Most protests are being organised locally through social media.

The ‘Fuel Price Stand Against Tax’ Facebook group currently has 48,000 members.

Further afield, demonstrators are expected to block the Price of Wales Bridge between England and Wales.

It comes as fuel prices in dozens of Sheffield forecourts have now reached upwards of 193p per litre for unleaded and 199.9p for diesel.

Protests will mainly target three-lane motorways and see slow-downs on two lanes, leaving the fast lane free, according to FairFuelUK founder Howard Cox.

While he said his organisation is not involved in the action, he is “fully supportive” of the demonstrations so long as they are conducted legally.

It comes after Chancellor Rishi Sunak cut fuel duty by 5p per litre in March this year, when unleaded prices were averaging 165p per litre in the UK.

Mr Sunak has said he will carefully consider calls for a “more substantial” fuel duty cut.

In early June, business secretary Kwasi Kwarteng ordered an enquiry by the UK’s competition watchdog to see if the 5p cut was properly passed on to motorists.

Mr Cox told the PA news agency: “I totally support their protest because people have reached the end of their tethers at the moment.”

He said other countries had cut fuel duty by more than the UK and asked “why the hell are we not doing it here?”

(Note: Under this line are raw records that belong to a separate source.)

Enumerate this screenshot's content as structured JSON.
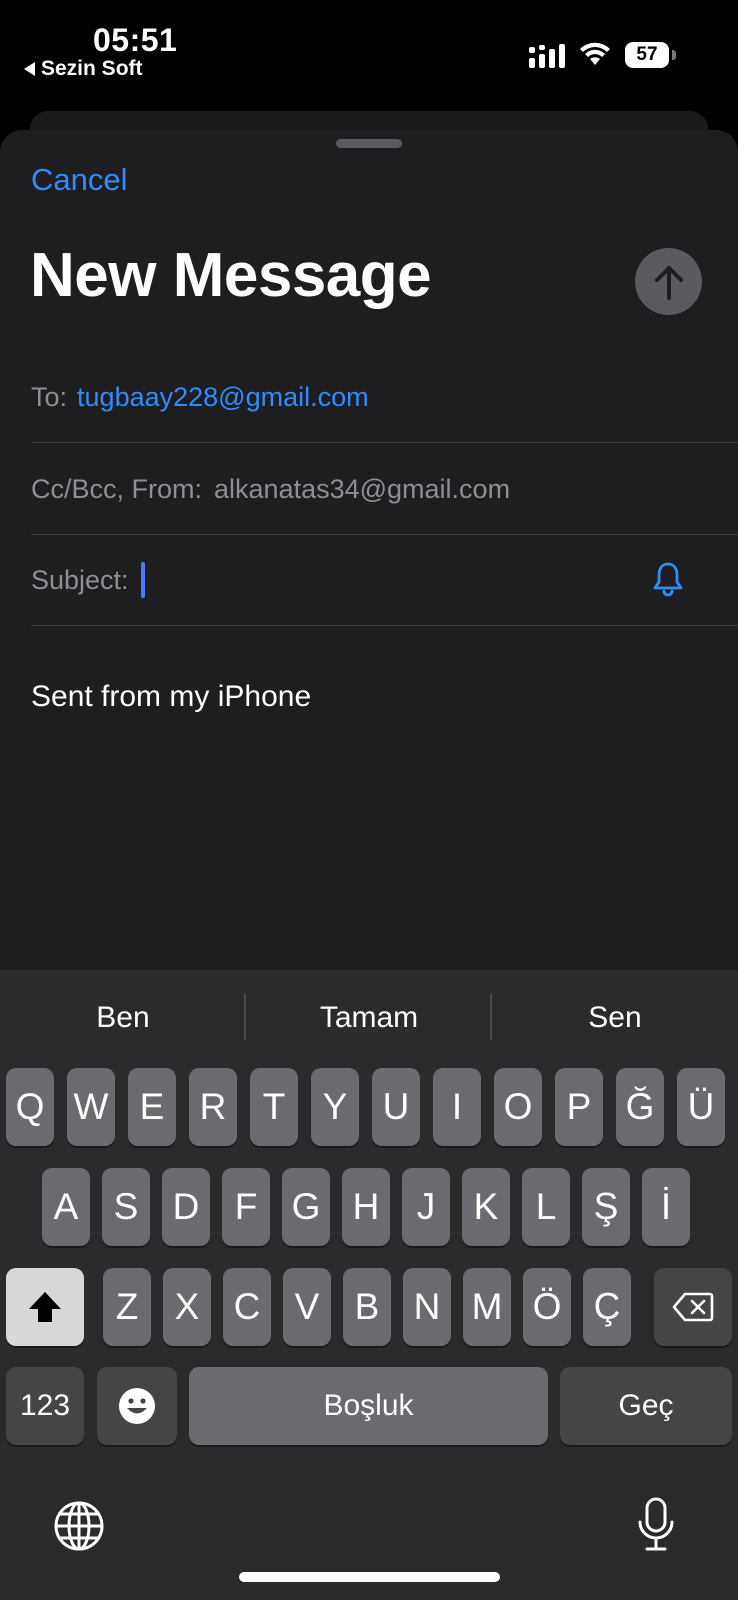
{
  "status_bar": {
    "time": "05:51",
    "back_app": "Sezin Soft",
    "battery": "57"
  },
  "compose": {
    "cancel_label": "Cancel",
    "title": "New Message",
    "to_label": "To:",
    "to_value": "tugbaay228@gmail.com",
    "cc_label": "Cc/Bcc, From:",
    "cc_value": "alkanatas34@gmail.com",
    "subject_label": "Subject:",
    "subject_value": "",
    "body": "Sent from my iPhone"
  },
  "keyboard": {
    "suggestions": [
      "Ben",
      "Tamam",
      "Sen"
    ],
    "row1": [
      "Q",
      "W",
      "E",
      "R",
      "T",
      "Y",
      "U",
      "I",
      "O",
      "P",
      "Ğ",
      "Ü"
    ],
    "row2": [
      "A",
      "S",
      "D",
      "F",
      "G",
      "H",
      "J",
      "K",
      "L",
      "Ş",
      "İ"
    ],
    "row3": [
      "Z",
      "X",
      "C",
      "V",
      "B",
      "N",
      "M",
      "Ö",
      "Ç"
    ],
    "numbers_label": "123",
    "space_label": "Boşluk",
    "return_label": "Geç"
  },
  "colors": {
    "accent": "#2f8cff",
    "background": "#1e1e20",
    "keyboard_bg": "#2b2b2d",
    "key_bg": "#6b6b6f"
  }
}
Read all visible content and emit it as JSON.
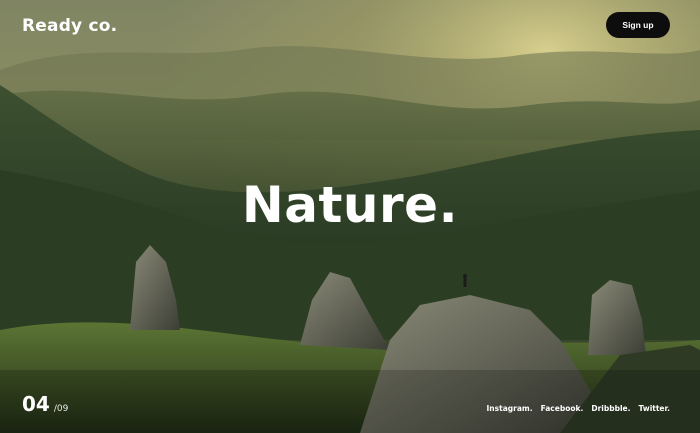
{
  "header": {
    "brand": "Ready co.",
    "signup_label": "Sign up"
  },
  "hero": {
    "headline": "Nature."
  },
  "slider": {
    "current": "04",
    "total": "/09"
  },
  "social": {
    "links": [
      "Instagram.",
      "Facebook.",
      "Dribbble.",
      "Twitter."
    ]
  },
  "colors": {
    "button_bg": "#0d0d0d",
    "text": "#ffffff",
    "sky_glow": "#c9c27a",
    "forest_dark": "#1f2c1a"
  }
}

The Government said despite seeing motorists’ frustrations, people's day-to-day lives should not be disrupted and warned that traffic delays "will only add to fuel use”.